As Equifax sheds its top execs, more experts are casting attention on the business practice of charging consumers for monitoring their personal data at bureaus that otherwise give them little control over their financial identities.
It’s a story you’ll watch unfold time and time again. The breach. The headlines. The confusion. The public apologies. The finger-pointing. And it’s often followed by some form of the following: “But I was compliant.” Compliance is never enough. The challenges are understandable. Taking the path of least resistance is not.Read this white paper to learn the value of a holistic approach to security.
Richard Smith has resigned from the embattled Atlanta credit reporting company and will be replaced by Paulino do Rego Barros Jr., a seven-year company veteran. Board member Mark Feidler, a former telecom executive, was named nonexecutive chairman.
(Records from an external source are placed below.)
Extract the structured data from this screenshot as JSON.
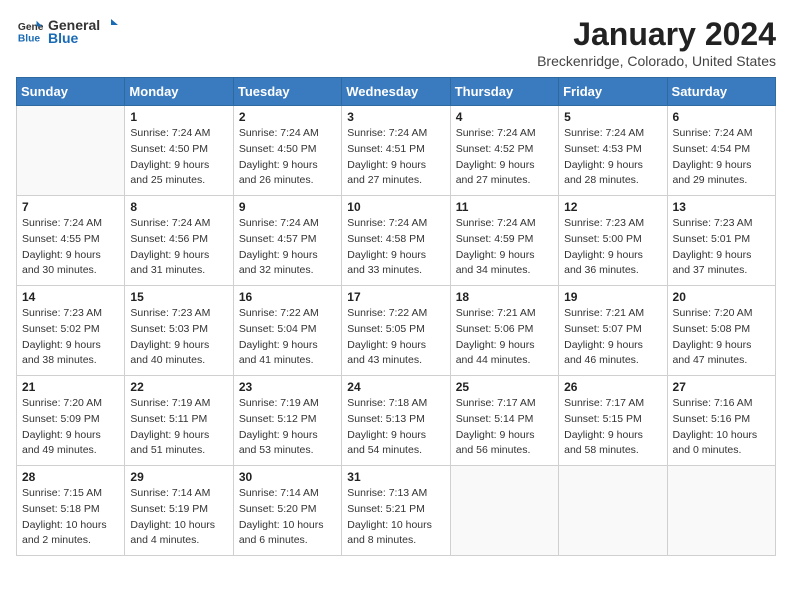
{
  "header": {
    "logo_general": "General",
    "logo_blue": "Blue",
    "month_title": "January 2024",
    "location": "Breckenridge, Colorado, United States"
  },
  "weekdays": [
    "Sunday",
    "Monday",
    "Tuesday",
    "Wednesday",
    "Thursday",
    "Friday",
    "Saturday"
  ],
  "weeks": [
    [
      {
        "day": "",
        "info": ""
      },
      {
        "day": "1",
        "info": "Sunrise: 7:24 AM\nSunset: 4:50 PM\nDaylight: 9 hours\nand 25 minutes."
      },
      {
        "day": "2",
        "info": "Sunrise: 7:24 AM\nSunset: 4:50 PM\nDaylight: 9 hours\nand 26 minutes."
      },
      {
        "day": "3",
        "info": "Sunrise: 7:24 AM\nSunset: 4:51 PM\nDaylight: 9 hours\nand 27 minutes."
      },
      {
        "day": "4",
        "info": "Sunrise: 7:24 AM\nSunset: 4:52 PM\nDaylight: 9 hours\nand 27 minutes."
      },
      {
        "day": "5",
        "info": "Sunrise: 7:24 AM\nSunset: 4:53 PM\nDaylight: 9 hours\nand 28 minutes."
      },
      {
        "day": "6",
        "info": "Sunrise: 7:24 AM\nSunset: 4:54 PM\nDaylight: 9 hours\nand 29 minutes."
      }
    ],
    [
      {
        "day": "7",
        "info": "Sunrise: 7:24 AM\nSunset: 4:55 PM\nDaylight: 9 hours\nand 30 minutes."
      },
      {
        "day": "8",
        "info": "Sunrise: 7:24 AM\nSunset: 4:56 PM\nDaylight: 9 hours\nand 31 minutes."
      },
      {
        "day": "9",
        "info": "Sunrise: 7:24 AM\nSunset: 4:57 PM\nDaylight: 9 hours\nand 32 minutes."
      },
      {
        "day": "10",
        "info": "Sunrise: 7:24 AM\nSunset: 4:58 PM\nDaylight: 9 hours\nand 33 minutes."
      },
      {
        "day": "11",
        "info": "Sunrise: 7:24 AM\nSunset: 4:59 PM\nDaylight: 9 hours\nand 34 minutes."
      },
      {
        "day": "12",
        "info": "Sunrise: 7:23 AM\nSunset: 5:00 PM\nDaylight: 9 hours\nand 36 minutes."
      },
      {
        "day": "13",
        "info": "Sunrise: 7:23 AM\nSunset: 5:01 PM\nDaylight: 9 hours\nand 37 minutes."
      }
    ],
    [
      {
        "day": "14",
        "info": "Sunrise: 7:23 AM\nSunset: 5:02 PM\nDaylight: 9 hours\nand 38 minutes."
      },
      {
        "day": "15",
        "info": "Sunrise: 7:23 AM\nSunset: 5:03 PM\nDaylight: 9 hours\nand 40 minutes."
      },
      {
        "day": "16",
        "info": "Sunrise: 7:22 AM\nSunset: 5:04 PM\nDaylight: 9 hours\nand 41 minutes."
      },
      {
        "day": "17",
        "info": "Sunrise: 7:22 AM\nSunset: 5:05 PM\nDaylight: 9 hours\nand 43 minutes."
      },
      {
        "day": "18",
        "info": "Sunrise: 7:21 AM\nSunset: 5:06 PM\nDaylight: 9 hours\nand 44 minutes."
      },
      {
        "day": "19",
        "info": "Sunrise: 7:21 AM\nSunset: 5:07 PM\nDaylight: 9 hours\nand 46 minutes."
      },
      {
        "day": "20",
        "info": "Sunrise: 7:20 AM\nSunset: 5:08 PM\nDaylight: 9 hours\nand 47 minutes."
      }
    ],
    [
      {
        "day": "21",
        "info": "Sunrise: 7:20 AM\nSunset: 5:09 PM\nDaylight: 9 hours\nand 49 minutes."
      },
      {
        "day": "22",
        "info": "Sunrise: 7:19 AM\nSunset: 5:11 PM\nDaylight: 9 hours\nand 51 minutes."
      },
      {
        "day": "23",
        "info": "Sunrise: 7:19 AM\nSunset: 5:12 PM\nDaylight: 9 hours\nand 53 minutes."
      },
      {
        "day": "24",
        "info": "Sunrise: 7:18 AM\nSunset: 5:13 PM\nDaylight: 9 hours\nand 54 minutes."
      },
      {
        "day": "25",
        "info": "Sunrise: 7:17 AM\nSunset: 5:14 PM\nDaylight: 9 hours\nand 56 minutes."
      },
      {
        "day": "26",
        "info": "Sunrise: 7:17 AM\nSunset: 5:15 PM\nDaylight: 9 hours\nand 58 minutes."
      },
      {
        "day": "27",
        "info": "Sunrise: 7:16 AM\nSunset: 5:16 PM\nDaylight: 10 hours\nand 0 minutes."
      }
    ],
    [
      {
        "day": "28",
        "info": "Sunrise: 7:15 AM\nSunset: 5:18 PM\nDaylight: 10 hours\nand 2 minutes."
      },
      {
        "day": "29",
        "info": "Sunrise: 7:14 AM\nSunset: 5:19 PM\nDaylight: 10 hours\nand 4 minutes."
      },
      {
        "day": "30",
        "info": "Sunrise: 7:14 AM\nSunset: 5:20 PM\nDaylight: 10 hours\nand 6 minutes."
      },
      {
        "day": "31",
        "info": "Sunrise: 7:13 AM\nSunset: 5:21 PM\nDaylight: 10 hours\nand 8 minutes."
      },
      {
        "day": "",
        "info": ""
      },
      {
        "day": "",
        "info": ""
      },
      {
        "day": "",
        "info": ""
      }
    ]
  ]
}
After Equifax disclosed a devastating data breach, much of the attention focused on whether the company did everything it could in response. But the scary truth may be that this is the sort of incident that goes beyond a single company's ability to fix.
SourceMedia's PayThink conference is an annual gathering of key decision-makers in the financial services and payments industries. This year's event, which took place in Phoenix this September, brought several key ideas to light.
While the payments industry may believe a "breach fatigue" has set in, it may have been the expectation of a cowed and apathetic public that partly led to Equifax’s maligned response after its data breach was finally made public.
Security professionals have long argued against the use of static identifiers like passwords and Social Security numbers, while consumers have long questioned why a handful of bureaus can claim to be the ultimate judges of their identities.